The holiday season often means extra lights, décor and visitors in your home. But those festive tidings also bring additional safety hazards.
“Your house may be child-proof the rest of the year, but the holidays introduce many new factors that can cause safety to be overlooked,” says Chantelle Bennett, child life manager at Florida Hospital for Children. “This can include decorations, food, and even house guests or visitors who might not be as attentive to your child’s safety.” Below are some basic safety tips from Florida Hospital for Children to help keep the “happy” in holidays.
- If you prefer real trees, look for the freshest ones available. Fresh trees are less likely to catch fire than older trees.
- Keep natural trees in a container full of water and check daily.
- Secure trees in a wide-based stand to prevent tipping over.
- Use a tree skirt or blanket to cover tree basins.
- Keep them away from heat sources such as fireplaces and heating vents.
- Avoid eye injuries to small children by cutting lower tree branches.
- Decorate trees with children in mind. Don’t put breakable ornaments, tinsel, ornaments with small, detachable parts, metal hooks, or anything that looks like food or candy on lower branches.
- Consider fencing your tree with a childproof portable play yard.
- Hang tree lights out of the reach of children.
- Never burn tree branches, treated wood or wrapping paper in your fireplace.
- Dispose of your tree promptly after the holidays.
Lights and Candles
- Don’t connect, or “daisy chain,” power strips together. This can cause a fire hazard.
- Use only UL (formerly known as Underwriters Laboratories) approved lights and cords for decorating.

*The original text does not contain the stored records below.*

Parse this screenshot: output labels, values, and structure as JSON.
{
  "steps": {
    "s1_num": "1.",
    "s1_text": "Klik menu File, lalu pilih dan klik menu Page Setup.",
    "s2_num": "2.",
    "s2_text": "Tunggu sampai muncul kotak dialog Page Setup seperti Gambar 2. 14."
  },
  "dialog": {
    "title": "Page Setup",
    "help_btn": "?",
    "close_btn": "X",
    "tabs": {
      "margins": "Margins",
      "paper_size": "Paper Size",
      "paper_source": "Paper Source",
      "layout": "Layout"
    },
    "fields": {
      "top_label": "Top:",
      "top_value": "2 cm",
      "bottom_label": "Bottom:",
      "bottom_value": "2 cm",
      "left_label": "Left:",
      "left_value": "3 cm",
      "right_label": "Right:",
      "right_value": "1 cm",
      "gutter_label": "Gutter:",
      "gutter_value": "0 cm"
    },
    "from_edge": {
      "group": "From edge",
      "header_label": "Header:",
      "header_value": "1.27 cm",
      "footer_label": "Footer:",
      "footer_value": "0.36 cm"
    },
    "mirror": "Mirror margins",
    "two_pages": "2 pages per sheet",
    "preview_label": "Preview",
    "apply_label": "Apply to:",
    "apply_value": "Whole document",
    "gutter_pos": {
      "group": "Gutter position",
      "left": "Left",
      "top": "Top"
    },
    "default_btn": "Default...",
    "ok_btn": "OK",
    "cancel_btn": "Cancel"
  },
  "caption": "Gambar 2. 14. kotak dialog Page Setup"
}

- Discard lights with frayed or exposed wires, loose connections or broken sockets.
- Don’t overload extension cords. Use no more than three strings of lights on a cord.
- Electrical cords should be secure so children can’t pull them and topple the tree.
- Never run electrical cords under a carpet.
- Turn off tree lights when you leave home, go to bed or leave the room. Also extinguish all fireplaces and candles.
- Keep burning candles out of children’s reach and teach them not to touch burning candles.
- Don’t leave candles unattended. Keep matches and lighters hidden from children.
- Don’t place candles near draperies or anything susceptible to catching fire.
- Use a fireplace screen if you build a fire. Otherwise, children may be tempted to get too close or touch the flames. .
- Have a play yard to keep young children away from screens since they get hot.
- Install smoke alarms and carbon monoxide detectors in your home.
- Plan and practice fire escape routes from your home to an outside meeting place.
- Open the fireplace flue when burning wood to provide adequate ventilation and decrease chances of carbon monoxide poisoning.
- Baking ingredients such as vanilla and almond extracts contain high levels of alcohol and may be harmful to young children.
- Keep poisonous plants out of reach. Holly and mistletoe berries are poisonous if eaten. Other holiday plants of concern include amaryllis, azalea, boxwood, Christmas rose, Crown of Thorns, English ivy, and Jerusalem cherry.
- Artificial snow sprays can cause lung irritation if inhaled.
- Keep a list on the refrigerator door of emergency and poison control numbers. Leave numbers where you can be reached if a babysitter needs to reach you.
- Only use Ipecac syrup on the advice of a poison control center or physician.
- Keep round, hard foods and candies such as nuts, mints, popcorn and candy canes out of reach of young children. These can be a choking hazard.
- Remind guests to keep medications away from young children. Grandma’s pill box may look like a candy container to a little one.